I arrived at a very similar solution to yours -- I use voip.ms for my primary PSTN presence, receive calls via SIP or adding a cellphone forward to the ring group, and placing calls via DISA. I use the API to bridge SMS sending/receiving to XMPP clients I run on my phones/computers/etc.
I'm mostly happy with the arrangement, although there are a few downsides. DISA calls, and maybe even forward calls, seem to sometimes add a bit of latency that can make conversations awkward. Also the lack of MMS is increasingly becoming a handicap. Not only can you not receive multimedia or group texts, but these days iPhones (at least) seem to be sending long messages as one 160-character SMS message, and the remainder in an MMS message, so I receive truncated texts.
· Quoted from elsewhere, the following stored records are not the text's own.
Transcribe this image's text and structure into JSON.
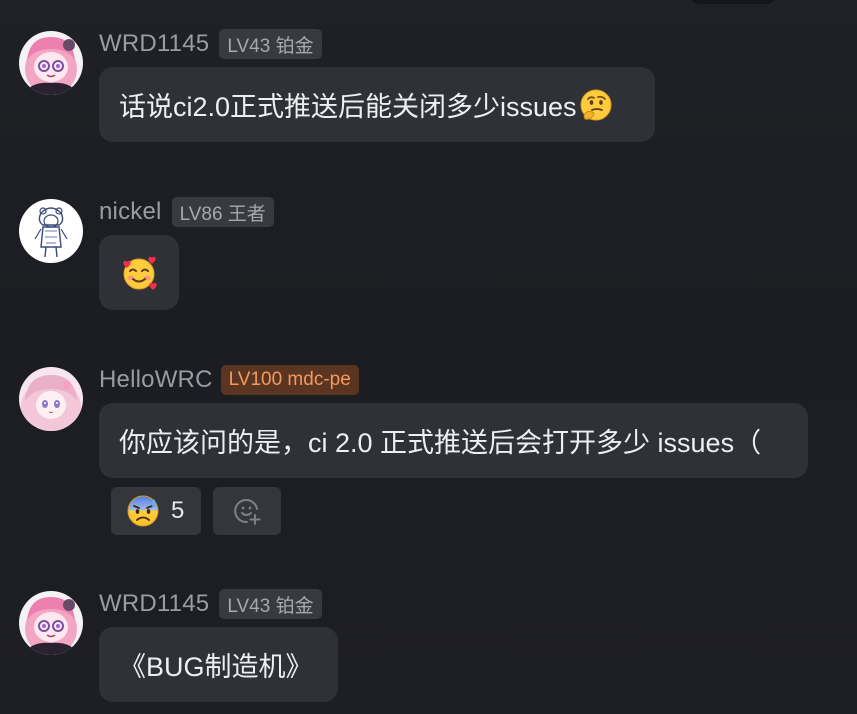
{
  "messages": [
    {
      "username": "WRD1145",
      "level": "LV43 铂金",
      "text": "话说ci2.0正式推送后能关闭多少issues",
      "emoji": "thinking-face"
    },
    {
      "username": "nickel",
      "level": "LV86 王者",
      "emoji": "smiling-face-with-hearts"
    },
    {
      "username": "HelloWRC",
      "level": "LV100 mdc-pe",
      "text": "你应该问的是，ci 2.0 正式推送后会打开多少 issues（",
      "reactions": [
        {
          "emoji": "anxious-face-with-sweat",
          "count": "5"
        }
      ],
      "add_reaction_icon": "add-reaction-icon"
    },
    {
      "username": "WRD1145",
      "level": "LV43 铂金",
      "text": "《BUG制造机》"
    }
  ],
  "colors": {
    "background": "#1d1f24",
    "bubble": "#2f3136",
    "badge": "#383a40",
    "badge_orange_bg": "#5a3522",
    "badge_orange_text": "#f39a5c"
  }
}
Convincing people that I have a crippled phone service with special rules seems like it would be a hard sell when they can communicate with 99% of their peers without such limitations. :(
I hope that voip.ms comes up with some way to support MMS, since it is becoming necessary for normal communication. At times, I've been tempted to look into a Twilio solution, since they claim to support MMS in some way.
Enjoyed this article, breaking up with ones phone definitely is becoming more and more of thought these days, it may become a nessesity in the future. With the privacy and security concerns of this day and age. I like what you have wrote in regards to switching to a SIP related solutions for communication, definitely a step in the right direction. I have mostly tried using secure calling with the SIGNAL app and CsipSimple app. With similar results as you, works OK in 4G and wifi, not so great below 4G. I'm kinda hoping the future switch to 5G and greater adoption of 4G may help mitigate this. As for location based tracking, no real simple solutions(drives me nuts), one possible solution for (though a long shot), is https://www.pubpub.org/pub/direct-radio-introspection , a long read, in the initial development stages but a possible solution to location based tracking. Couple this with Copperhead OS(for hardened security) then use secure calling, may actually have a full secure solution. At least that's what I will testing out going forward. Give me your thoughts...